Religious art adds to Catholic identity at Bishop Heelan

View PHOTO GALLERY of artwork


After years in the making, students of Bishop Heelan High School in Sioux City were able to attend classes last semester in the new academic wing that opened in January.

Along with technological updates and a climate-controlled environment, Father Shane Deman said the building offers artwork to highlight the school’s Catholic identity.

“Our goal is to be unapologetically Catholic, knowing that strong Christian formation and education distinguishes us from other schools,” said Father Deman, chaplain at Bishop Heelan. “To highlight this Catholic identity, we wanted to make statements through art work that would not only support our Catholic mission but also serve to be educational for students.”

Bishop Heelan portrait

A large portrait of Bishop Edmond Heelan hangs in the school’s entrance above the hallway leading to the chapel, fine arts classrooms and auditorium.

6-14BishHeelanPortrait                Father Deman, who played a role in selecting the art for the building, pointed out the portrait of the diocese’s second bishop made its home at All Hallows College in Dublin, Ireland, before the Diocese of Sioux City acquired it in July of 2014. Painted by British artist Leo Whelan, the portrait originally hung in the Dublin seminary where Bishop Heelan had studied.

Msgr. Mark Duchaine, who previously served as vicar general for the diocese, explained the portrait’s journey to the diocese.

“The auction house of Shepherd’s in Dublin contacted the diocese by telephone to bring to our attention the pending sale of Bishop Heelan’s portrait and to invite our participation in bidding on it,” Msgr. Duchaine said. “I did so on behalf of Bishop (Walker) Nickless and we were fortunate in winning out over one other bidder.”

The entire purpose in seeking ownership, he explained, was to make a gift of it to the new Bishop Heelan High School and have it prominently displayed in the foyer.

“When the portrait was delivered to the diocese, upon examination it was readily apparent that it needed a thorough and professional cleaning and reframing; decades of sitting in what might have been the faculty smoking lounge had left it incredibly darkened and dingy,” Msgr. Duchaine said. “We therefore took the painting to the Minneapolis art conservatory where, over the next year, it was completely refurbished and made ready for hanging in the school.”

Whelan, he added, was a notable portraitist in Ireland during the first half of the 20th century who painted many important Irish-American ecclesiastics, as well as many notable Irish freedom fighters. Bishop Heelan’s portrait is from 1936, when the bishop made a trip back to his native land.

Saint images
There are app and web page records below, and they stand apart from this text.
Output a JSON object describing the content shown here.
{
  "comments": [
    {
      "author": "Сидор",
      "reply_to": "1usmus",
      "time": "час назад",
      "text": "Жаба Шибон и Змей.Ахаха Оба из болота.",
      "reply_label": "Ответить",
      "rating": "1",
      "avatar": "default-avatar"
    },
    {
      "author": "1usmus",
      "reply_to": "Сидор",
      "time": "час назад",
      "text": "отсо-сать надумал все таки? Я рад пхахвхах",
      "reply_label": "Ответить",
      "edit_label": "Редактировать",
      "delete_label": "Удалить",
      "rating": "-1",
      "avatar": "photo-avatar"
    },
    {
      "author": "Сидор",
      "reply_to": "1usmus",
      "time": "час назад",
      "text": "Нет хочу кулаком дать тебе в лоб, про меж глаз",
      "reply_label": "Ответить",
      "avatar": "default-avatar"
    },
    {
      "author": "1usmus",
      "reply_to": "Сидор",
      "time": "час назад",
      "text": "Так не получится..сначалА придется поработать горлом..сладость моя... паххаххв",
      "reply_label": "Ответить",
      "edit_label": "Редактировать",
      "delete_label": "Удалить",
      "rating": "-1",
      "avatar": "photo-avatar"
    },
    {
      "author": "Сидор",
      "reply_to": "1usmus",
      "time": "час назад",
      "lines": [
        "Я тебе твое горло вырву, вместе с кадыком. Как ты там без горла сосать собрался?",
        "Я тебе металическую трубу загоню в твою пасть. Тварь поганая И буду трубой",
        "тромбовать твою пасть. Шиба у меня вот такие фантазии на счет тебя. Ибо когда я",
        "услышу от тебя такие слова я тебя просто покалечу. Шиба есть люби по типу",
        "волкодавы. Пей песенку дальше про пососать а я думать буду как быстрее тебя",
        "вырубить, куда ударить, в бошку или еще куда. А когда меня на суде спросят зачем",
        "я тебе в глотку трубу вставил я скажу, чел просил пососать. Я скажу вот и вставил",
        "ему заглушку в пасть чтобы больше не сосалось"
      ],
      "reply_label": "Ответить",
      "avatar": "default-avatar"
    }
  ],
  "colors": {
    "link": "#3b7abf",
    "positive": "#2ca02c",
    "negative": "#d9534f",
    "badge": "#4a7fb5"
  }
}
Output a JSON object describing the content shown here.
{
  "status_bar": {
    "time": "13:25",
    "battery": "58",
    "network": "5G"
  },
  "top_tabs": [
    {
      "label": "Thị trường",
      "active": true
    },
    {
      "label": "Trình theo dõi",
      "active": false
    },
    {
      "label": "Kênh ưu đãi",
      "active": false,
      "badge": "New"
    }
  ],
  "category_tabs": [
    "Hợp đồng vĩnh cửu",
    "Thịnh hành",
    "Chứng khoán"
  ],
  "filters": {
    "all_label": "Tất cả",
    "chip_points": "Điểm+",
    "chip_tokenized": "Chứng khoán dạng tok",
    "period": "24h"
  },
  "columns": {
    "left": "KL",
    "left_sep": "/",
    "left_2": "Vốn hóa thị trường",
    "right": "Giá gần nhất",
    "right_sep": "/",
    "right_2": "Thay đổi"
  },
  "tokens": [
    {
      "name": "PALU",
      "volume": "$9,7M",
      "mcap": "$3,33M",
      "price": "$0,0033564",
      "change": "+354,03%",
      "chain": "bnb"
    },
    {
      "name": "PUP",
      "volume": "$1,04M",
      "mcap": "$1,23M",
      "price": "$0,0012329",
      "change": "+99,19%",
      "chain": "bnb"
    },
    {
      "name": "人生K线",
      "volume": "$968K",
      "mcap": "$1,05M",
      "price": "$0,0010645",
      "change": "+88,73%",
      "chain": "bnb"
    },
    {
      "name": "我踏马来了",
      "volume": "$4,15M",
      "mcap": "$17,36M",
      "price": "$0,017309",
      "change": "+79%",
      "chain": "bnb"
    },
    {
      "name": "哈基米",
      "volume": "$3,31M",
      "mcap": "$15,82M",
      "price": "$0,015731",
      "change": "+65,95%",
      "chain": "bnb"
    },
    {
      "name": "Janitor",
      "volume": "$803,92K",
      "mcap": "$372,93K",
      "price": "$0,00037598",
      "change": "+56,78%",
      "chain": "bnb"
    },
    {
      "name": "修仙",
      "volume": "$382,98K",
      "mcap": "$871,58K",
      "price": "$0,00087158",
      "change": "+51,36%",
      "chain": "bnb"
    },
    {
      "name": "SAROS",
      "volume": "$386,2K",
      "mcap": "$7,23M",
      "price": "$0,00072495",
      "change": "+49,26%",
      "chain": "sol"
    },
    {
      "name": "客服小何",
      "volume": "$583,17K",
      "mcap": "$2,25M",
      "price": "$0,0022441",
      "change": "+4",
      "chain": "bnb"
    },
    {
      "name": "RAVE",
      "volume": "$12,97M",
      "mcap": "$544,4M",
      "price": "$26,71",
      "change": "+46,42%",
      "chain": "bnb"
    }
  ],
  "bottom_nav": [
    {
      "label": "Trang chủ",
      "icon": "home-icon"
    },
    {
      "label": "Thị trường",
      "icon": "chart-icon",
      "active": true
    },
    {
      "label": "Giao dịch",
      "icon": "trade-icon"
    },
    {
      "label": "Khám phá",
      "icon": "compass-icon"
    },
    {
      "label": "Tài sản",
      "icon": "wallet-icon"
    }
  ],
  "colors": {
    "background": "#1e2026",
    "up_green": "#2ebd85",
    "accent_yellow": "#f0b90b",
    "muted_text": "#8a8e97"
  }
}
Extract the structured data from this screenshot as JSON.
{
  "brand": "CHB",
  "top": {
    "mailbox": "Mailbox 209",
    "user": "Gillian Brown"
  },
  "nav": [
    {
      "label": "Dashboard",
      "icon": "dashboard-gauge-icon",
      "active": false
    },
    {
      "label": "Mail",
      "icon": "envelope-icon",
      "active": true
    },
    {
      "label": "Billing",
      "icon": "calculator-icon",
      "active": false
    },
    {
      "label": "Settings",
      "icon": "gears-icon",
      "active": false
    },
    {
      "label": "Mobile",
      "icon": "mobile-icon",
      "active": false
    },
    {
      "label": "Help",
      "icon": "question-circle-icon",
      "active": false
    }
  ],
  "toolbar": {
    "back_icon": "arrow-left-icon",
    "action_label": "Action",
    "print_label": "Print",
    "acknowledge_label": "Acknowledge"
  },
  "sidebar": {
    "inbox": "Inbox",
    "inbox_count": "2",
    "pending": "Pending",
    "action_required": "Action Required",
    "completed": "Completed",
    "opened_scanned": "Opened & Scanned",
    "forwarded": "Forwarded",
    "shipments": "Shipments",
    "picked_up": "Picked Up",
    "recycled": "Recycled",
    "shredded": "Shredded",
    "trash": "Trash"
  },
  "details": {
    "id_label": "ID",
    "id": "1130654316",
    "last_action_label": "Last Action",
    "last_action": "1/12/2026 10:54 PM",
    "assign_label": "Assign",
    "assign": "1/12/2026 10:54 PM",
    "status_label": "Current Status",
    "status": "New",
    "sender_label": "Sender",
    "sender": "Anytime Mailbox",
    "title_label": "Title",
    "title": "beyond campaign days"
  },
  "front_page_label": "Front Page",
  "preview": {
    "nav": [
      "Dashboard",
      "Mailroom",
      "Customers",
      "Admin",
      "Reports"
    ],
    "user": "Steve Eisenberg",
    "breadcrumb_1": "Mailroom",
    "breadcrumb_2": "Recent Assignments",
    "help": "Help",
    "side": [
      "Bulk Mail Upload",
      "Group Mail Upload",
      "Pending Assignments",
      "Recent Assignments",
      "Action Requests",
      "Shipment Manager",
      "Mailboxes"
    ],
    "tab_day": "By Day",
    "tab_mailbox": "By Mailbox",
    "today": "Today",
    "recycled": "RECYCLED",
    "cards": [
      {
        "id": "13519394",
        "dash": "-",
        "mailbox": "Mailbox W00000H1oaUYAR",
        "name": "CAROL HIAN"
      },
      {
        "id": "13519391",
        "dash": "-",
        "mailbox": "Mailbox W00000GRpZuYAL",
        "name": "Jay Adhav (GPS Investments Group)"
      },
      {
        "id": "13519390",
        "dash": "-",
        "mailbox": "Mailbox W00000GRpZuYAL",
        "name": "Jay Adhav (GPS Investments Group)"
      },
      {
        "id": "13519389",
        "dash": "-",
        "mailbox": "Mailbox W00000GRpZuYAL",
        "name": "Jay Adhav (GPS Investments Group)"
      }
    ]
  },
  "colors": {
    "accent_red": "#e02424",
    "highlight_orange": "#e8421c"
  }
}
That portrait of Bishop Heelan is just one element of the art displayed in the new school.

“There are 51 saint images throughout the halls, which highlight both traditionally-known saints but also contemporary figures that can serve as role models for the students,” Father Deman noted. “Each saint has an adjoining plaque that provides a brief biography of their life.”

The images are by Tracy Christianson, a Catholic artist from the Seattle area.

Much care went into placement of the saint images. For instance, St. Catherine of Bologna (1413-1463), patron of artists, hangs in the hallway near the art room; St. Gregory the Great (540-604), patron saint of musicians and scholars, adorns the hallway by the music room and St. Albert the Great (1200-1280), patron saint of scientists and philosophers, is located near the science classrooms.

Some of the modern-day saints included are St. Teresa of Calcutta, St. Gianna Beretta Molla and Blessed Stanley Rother.

“I am particularly fond of the saint images,” Father Deman said. “Tracy Christianson has done a great job creating images of saints that are both beautiful yet easily relatable, making the lives of the saints more tangible for us today.”


Various Scripture verses also adorn the walls above lockers – 14 in all – were applied to the walls by Avery Brothers Sign Company to provide inspiration for the students and teachers.

Some examples of the Scripture verses include: “Let your speech always be gracious.” – Colossians 4:6; “Anyone who is worthy in small matters is trustworthy in great ones.” – Luke 16:10; “I am the living bread that came down from heaven.” – John 6:51 and “I am the vine, you are the branches. Those who abide in me and I in them bear much fruit.” – John 15:17.

“I selected these quotations for the hallways of St. Edmond School in Fort Dodge when I was the chaplain there and used the idea again here at Bishop Heelan,” noted Father Deman.

Avery Brothers also helped to design a contemporary piece of art in the western stairwell that incorporates large images of the Joyful and Sorrowful Mysteries of the Rosary around the crucifix which originally was in the chapel in the original Heelan building.

“Our imaginations are impacted daily by countless cultural images,” the chaplain said. “Hopefully by spending four years in the halls of Bishop Heelan, these sacred images will leave a lasting impression on our students that will shape the future practice of their faith.”


Leave a Reply

Your email address will not be published. Required fields are marked *

You may use these HTML tags and attributes: <a href="" title=""> <abbr title=""> <acronym title=""> <b> <blockquote cite=""> <cite> <code> <del datetime=""> <em> <i> <q cite=""> <strike> <strong>